The records below are to be copied exactly, with every picture left out.

· · · ·

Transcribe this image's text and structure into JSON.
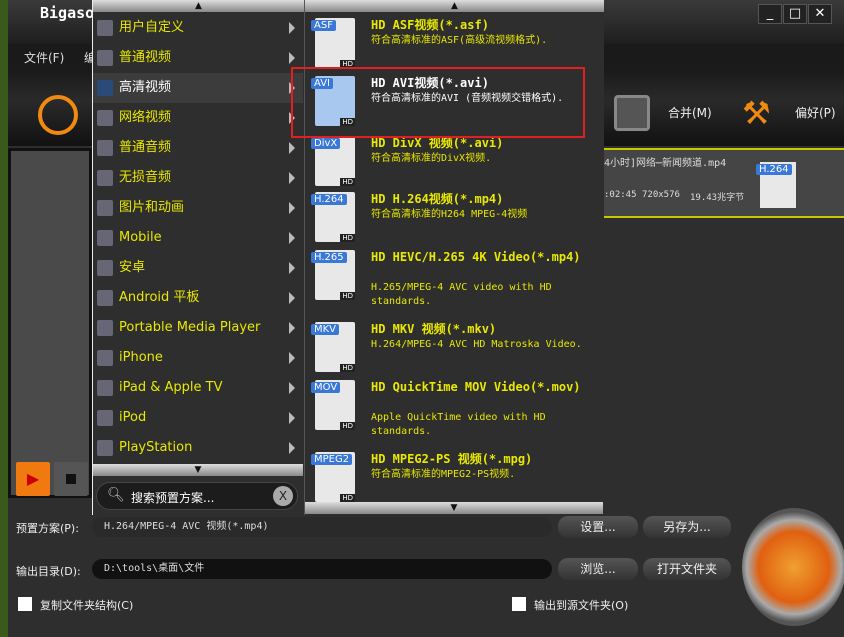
{
  "app": {
    "title": "Bigasoft",
    "menu": [
      "文件(F)",
      "编"
    ],
    "window_controls": [
      "minimize",
      "maximize",
      "close"
    ]
  },
  "toolbar": {
    "merge_label": "合并(M)",
    "prefs_label": "偏好(P)"
  },
  "file": {
    "name": "4小时]网络⋯新闻频道.mp4",
    "duration": ":02:45",
    "resolution": "720x576",
    "size": "19.43兆字节",
    "codec_badge": "H.264"
  },
  "category_menu": {
    "items": [
      {
        "label": "用户自定义",
        "icon": "user-icon"
      },
      {
        "label": "普通视频",
        "icon": "film-icon"
      },
      {
        "label": "高清视频",
        "icon": "hd-icon",
        "selected": true
      },
      {
        "label": "网络视频",
        "icon": "web-video-icon"
      },
      {
        "label": "普通音频",
        "icon": "music-note-icon"
      },
      {
        "label": "无损音频",
        "icon": "lossless-music-icon"
      },
      {
        "label": "图片和动画",
        "icon": "picture-icon"
      },
      {
        "label": "Mobile",
        "icon": "mobile-icon"
      },
      {
        "label": "安卓",
        "icon": "android-icon"
      },
      {
        "label": "Android 平板",
        "icon": "android-tablet-icon"
      },
      {
        "label": "Portable Media Player",
        "icon": "pmp-icon"
      },
      {
        "label": "iPhone",
        "icon": "iphone-icon"
      },
      {
        "label": "iPad & Apple TV",
        "icon": "ipad-icon"
      },
      {
        "label": "iPod",
        "icon": "ipod-icon"
      },
      {
        "label": "PlayStation",
        "icon": "playstation-icon"
      }
    ],
    "search_placeholder": "搜索预置方案..."
  },
  "format_menu": {
    "items": [
      {
        "badge": "ASF",
        "title": "HD ASF视频(*.asf)",
        "desc": "符合高清标准的ASF(高级流视频格式)."
      },
      {
        "badge": "AVI",
        "title": "HD AVI视频(*.avi)",
        "desc": "符合高清标准的AVI (音频视频交错格式).",
        "selected": true
      },
      {
        "badge": "DivX",
        "title": "HD DivX 视频(*.avi)",
        "desc": "符合高清标准的DivX视频."
      },
      {
        "badge": "H.264",
        "title": "HD H.264视频(*.mp4)",
        "desc": "符合高清标准的H264 MPEG-4视频"
      },
      {
        "badge": "H.265",
        "title": "HD HEVC/H.265 4K Video(*.mp4)",
        "desc": "H.265/MPEG-4 AVC video with HD standards."
      },
      {
        "badge": "MKV",
        "title": "HD MKV 视频(*.mkv)",
        "desc": "H.264/MPEG-4 AVC HD Matroska Video."
      },
      {
        "badge": "MOV",
        "title": "HD QuickTime MOV Video(*.mov)",
        "desc": "Apple QuickTime video with HD standards."
      },
      {
        "badge": "MPEG2",
        "title": "HD MPEG2-PS 视频(*.mpg)",
        "desc": "符合高清标准的MPEG2-PS视频."
      }
    ]
  },
  "bottom": {
    "preset_label": "预置方案(P):",
    "preset_value": "H.264/MPEG-4 AVC 视频(*.mp4)",
    "settings_button": "设置...",
    "saveas_button": "另存为...",
    "output_label": "输出目录(D):",
    "output_value": "D:\\tools\\桌面\\文件",
    "browse_button": "浏览...",
    "open_folder_button": "打开文件夹",
    "copy_structure_label": "复制文件夹结构(C)",
    "output_to_source_label": "输出到源文件夹(O)"
  },
  "colors": {
    "menu_text": "#e8e800",
    "highlight_border": "#e02020",
    "accent": "#f07a10"
  }
}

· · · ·

▶ **Answer space**
Transcribe this image's text and structure into JSON.
{
  "app": {
    "title": "Bigasoft",
    "menu": [
      "文件(F)",
      "编"
    ],
    "window_controls": [
      "minimize",
      "maximize",
      "close"
    ]
  },
  "toolbar": {
    "merge_label": "合并(M)",
    "prefs_label": "偏好(P)"
  },
  "file": {
    "name": "4小时]网络⋯新闻频道.mp4",
    "duration": ":02:45",
    "resolution": "720x576",
    "size": "19.43兆字节",
    "codec_badge": "H.264"
  },
  "category_menu": {
    "items": [
      {
        "label": "用户自定义",
        "icon": "user-icon"
      },
      {
        "label": "普通视频",
        "icon": "film-icon"
      },
      {
        "label": "高清视频",
        "icon": "hd-icon",
        "selected": true
      },
      {
        "label": "网络视频",
        "icon": "web-video-icon"
      },
      {
        "label": "普通音频",
        "icon": "music-note-icon"
      },
      {
        "label": "无损音频",
        "icon": "lossless-music-icon"
      },
      {
        "label": "图片和动画",
        "icon": "picture-icon"
      },
      {
        "label": "Mobile",
        "icon": "mobile-icon"
      },
      {
        "label": "安卓",
        "icon": "android-icon"
      },
      {
        "label": "Android 平板",
        "icon": "android-tablet-icon"
      },
      {
        "label": "Portable Media Player",
        "icon": "pmp-icon"
      },
      {
        "label": "iPhone",
        "icon": "iphone-icon"
      },
      {
        "label": "iPad & Apple TV",
        "icon": "ipad-icon"
      },
      {
        "label": "iPod",
        "icon": "ipod-icon"
      },
      {
        "label": "PlayStation",
        "icon": "playstation-icon"
      }
    ],
    "search_placeholder": "搜索预置方案..."
  },
  "format_menu": {
    "items": [
      {
        "badge": "ASF",
        "title": "HD ASF视频(*.asf)",
        "desc": "符合高清标准的ASF(高级流视频格式)."
      },
      {
        "badge": "AVI",
        "title": "HD AVI视频(*.avi)",
        "desc": "符合高清标准的AVI (音频视频交错格式).",
        "selected": true
      },
      {
        "badge": "DivX",
        "title": "HD DivX 视频(*.avi)",
        "desc": "符合高清标准的DivX视频."
      },
      {
        "badge": "H.264",
        "title": "HD H.264视频(*.mp4)",
        "desc": "符合高清标准的H264 MPEG-4视频"
      },
      {
        "badge": "H.265",
        "title": "HD HEVC/H.265 4K Video(*.mp4)",
        "desc": "H.265/MPEG-4 AVC video with HD standards."
      },
      {
        "badge": "MKV",
        "title": "HD MKV 视频(*.mkv)",
        "desc": "H.264/MPEG-4 AVC HD Matroska Video."
      },
      {
        "badge": "MOV",
        "title": "HD QuickTime MOV Video(*.mov)",
        "desc": "Apple QuickTime video with HD standards."
      },
      {
        "badge": "MPEG2",
        "title": "HD MPEG2-PS 视频(*.mpg)",
        "desc": "符合高清标准的MPEG2-PS视频."
      }
    ]
  },
  "bottom": {
    "preset_label": "预置方案(P):",
    "preset_value": "H.264/MPEG-4 AVC 视频(*.mp4)",
    "settings_button": "设置...",
    "saveas_button": "另存为...",
    "output_label": "输出目录(D):",
    "output_value": "D:\\tools\\桌面\\文件",
    "browse_button": "浏览...",
    "open_folder_button": "打开文件夹",
    "copy_structure_label": "复制文件夹结构(C)",
    "output_to_source_label": "输出到源文件夹(O)"
  },
  "colors": {
    "menu_text": "#e8e800",
    "highlight_border": "#e02020",
    "accent": "#f07a10"
  }
}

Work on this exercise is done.